Loverd: Huang’s take on the character designs and technology designs prompted us to ask her to join the project. She understands our desire to stay grounded in reality, but at the same time try to show the audience a future that’s not too familiar. This project has many strong female characters in it and Filip and I both felt that it was important to find a dynamic female artist as a visual partner for Venus. I’m extraordinarily impressed with her ability to draw Pauline, Alejandra, and Dr. Gold as tough, intelligent, and savvy without sacrificing anything that might be referred to as traditional femininity. Pauline is based on women at the center of my real life, who matter the most to me, and having an artist as skilled as Huang Danlan, who brings her immense talent to every page, has been critical to the human drama of the piece.
Nrama: Filip, you’re best known as an executive at BOOM! – but you co-created this. Can you tell us how Venus came together?

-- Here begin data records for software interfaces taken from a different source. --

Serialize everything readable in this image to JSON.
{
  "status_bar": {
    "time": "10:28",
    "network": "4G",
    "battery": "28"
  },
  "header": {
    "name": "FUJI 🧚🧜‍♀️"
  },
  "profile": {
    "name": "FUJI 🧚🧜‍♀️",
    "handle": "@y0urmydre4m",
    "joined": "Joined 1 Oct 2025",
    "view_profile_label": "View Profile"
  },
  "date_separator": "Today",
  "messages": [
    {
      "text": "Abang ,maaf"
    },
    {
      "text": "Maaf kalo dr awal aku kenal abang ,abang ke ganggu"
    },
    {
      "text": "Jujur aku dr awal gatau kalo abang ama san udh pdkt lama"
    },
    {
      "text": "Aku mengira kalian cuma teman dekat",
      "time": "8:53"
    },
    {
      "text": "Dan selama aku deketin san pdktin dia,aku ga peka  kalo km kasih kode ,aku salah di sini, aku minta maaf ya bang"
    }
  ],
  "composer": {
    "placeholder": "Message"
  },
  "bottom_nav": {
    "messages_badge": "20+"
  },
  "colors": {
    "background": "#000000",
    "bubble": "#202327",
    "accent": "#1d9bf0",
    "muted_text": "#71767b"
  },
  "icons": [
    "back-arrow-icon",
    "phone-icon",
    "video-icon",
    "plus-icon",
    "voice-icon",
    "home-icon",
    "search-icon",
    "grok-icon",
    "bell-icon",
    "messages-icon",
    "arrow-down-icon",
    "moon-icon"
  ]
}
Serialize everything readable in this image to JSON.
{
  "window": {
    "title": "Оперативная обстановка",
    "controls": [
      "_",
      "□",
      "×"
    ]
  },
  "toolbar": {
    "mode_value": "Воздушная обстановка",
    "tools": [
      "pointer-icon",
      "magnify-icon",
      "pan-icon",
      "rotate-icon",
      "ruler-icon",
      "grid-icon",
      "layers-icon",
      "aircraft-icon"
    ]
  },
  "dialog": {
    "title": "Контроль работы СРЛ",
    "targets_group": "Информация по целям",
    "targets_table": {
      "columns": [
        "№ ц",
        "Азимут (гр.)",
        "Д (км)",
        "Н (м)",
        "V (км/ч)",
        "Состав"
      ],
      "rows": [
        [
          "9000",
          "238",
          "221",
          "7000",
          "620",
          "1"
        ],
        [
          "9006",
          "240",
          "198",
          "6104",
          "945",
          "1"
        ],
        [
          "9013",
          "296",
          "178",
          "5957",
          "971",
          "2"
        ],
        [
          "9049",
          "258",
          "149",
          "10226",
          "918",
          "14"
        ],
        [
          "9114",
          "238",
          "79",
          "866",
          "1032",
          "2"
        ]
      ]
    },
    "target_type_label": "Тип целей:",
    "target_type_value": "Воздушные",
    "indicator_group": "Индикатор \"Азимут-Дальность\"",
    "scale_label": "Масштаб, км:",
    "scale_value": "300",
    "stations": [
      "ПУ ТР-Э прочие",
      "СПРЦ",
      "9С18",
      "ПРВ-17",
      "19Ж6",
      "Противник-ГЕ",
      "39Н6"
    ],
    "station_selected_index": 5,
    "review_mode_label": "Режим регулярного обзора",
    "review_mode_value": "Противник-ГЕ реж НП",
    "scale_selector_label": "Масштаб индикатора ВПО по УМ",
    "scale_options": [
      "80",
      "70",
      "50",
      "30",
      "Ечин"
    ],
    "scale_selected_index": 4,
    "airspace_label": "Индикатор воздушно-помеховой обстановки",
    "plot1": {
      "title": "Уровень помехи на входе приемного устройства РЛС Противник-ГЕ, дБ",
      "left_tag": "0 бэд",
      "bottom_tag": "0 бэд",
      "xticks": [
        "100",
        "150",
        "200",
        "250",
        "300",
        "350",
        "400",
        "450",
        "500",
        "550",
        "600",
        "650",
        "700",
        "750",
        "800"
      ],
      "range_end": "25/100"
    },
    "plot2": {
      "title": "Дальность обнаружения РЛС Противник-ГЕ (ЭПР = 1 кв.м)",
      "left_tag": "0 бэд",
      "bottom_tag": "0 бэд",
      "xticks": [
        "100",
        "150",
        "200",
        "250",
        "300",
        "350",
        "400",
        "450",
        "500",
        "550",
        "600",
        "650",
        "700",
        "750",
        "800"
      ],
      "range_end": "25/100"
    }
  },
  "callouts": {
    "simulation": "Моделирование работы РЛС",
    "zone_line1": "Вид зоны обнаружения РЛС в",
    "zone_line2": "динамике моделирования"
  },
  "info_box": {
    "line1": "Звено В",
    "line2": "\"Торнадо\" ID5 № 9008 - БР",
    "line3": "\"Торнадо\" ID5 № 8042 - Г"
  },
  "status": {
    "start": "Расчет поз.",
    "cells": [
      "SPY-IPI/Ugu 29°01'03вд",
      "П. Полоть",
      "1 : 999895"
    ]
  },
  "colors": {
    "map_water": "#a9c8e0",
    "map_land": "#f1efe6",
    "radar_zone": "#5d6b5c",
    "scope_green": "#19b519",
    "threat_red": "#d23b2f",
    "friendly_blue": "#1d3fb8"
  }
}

Sablik: It's true, most of my time is spent on the business side of comics, but like many of us, my original interest in the medium was to create stories. I've had the privilege to write, draw, and have some of my work published over the years. Rick is one of my closest friends, a relationship that sprung up from working together on his first comic book, Beserker. For years, we would do a weekly hike up Runyon Canyon in Hollywood before work. The conversations often turned to creative ideas one or the other one of us was percolating at the time. The core idea was Rick's and he immediately had me hooked just with the fascinating scientific backdrop. He pitched me the rough idea for what eventually became the first two issues of Venus and my immediate response was, "This is the best idea I've heard from you." He surprised me by asking me to develop the idea with him from the ground up.
Nrama: Rick, what’s your side on Venus’s origin story here?
Loverd: Frankly, I came to BOOM! thanks to my relationship with Filip and to the team there that greenlighted the project! As for Venus, I think our society will have to meet a great engineering challenge to combat climate change in the next hundred years. The story of Venus started for us when we asked, "What if, in the future, humanity made fleets of drones that were designed to scrub the carbon from the atmosphere in order to combat climate change?" If we had the ability to geoengineer the climate on Earth, where else could humanity apply that power? Venus was a natural choice as it and Earth were once sister planets, likely both with temperate climates and liquid oceans of water. If Venus went from haven to hellhole, why couldn’t it go back?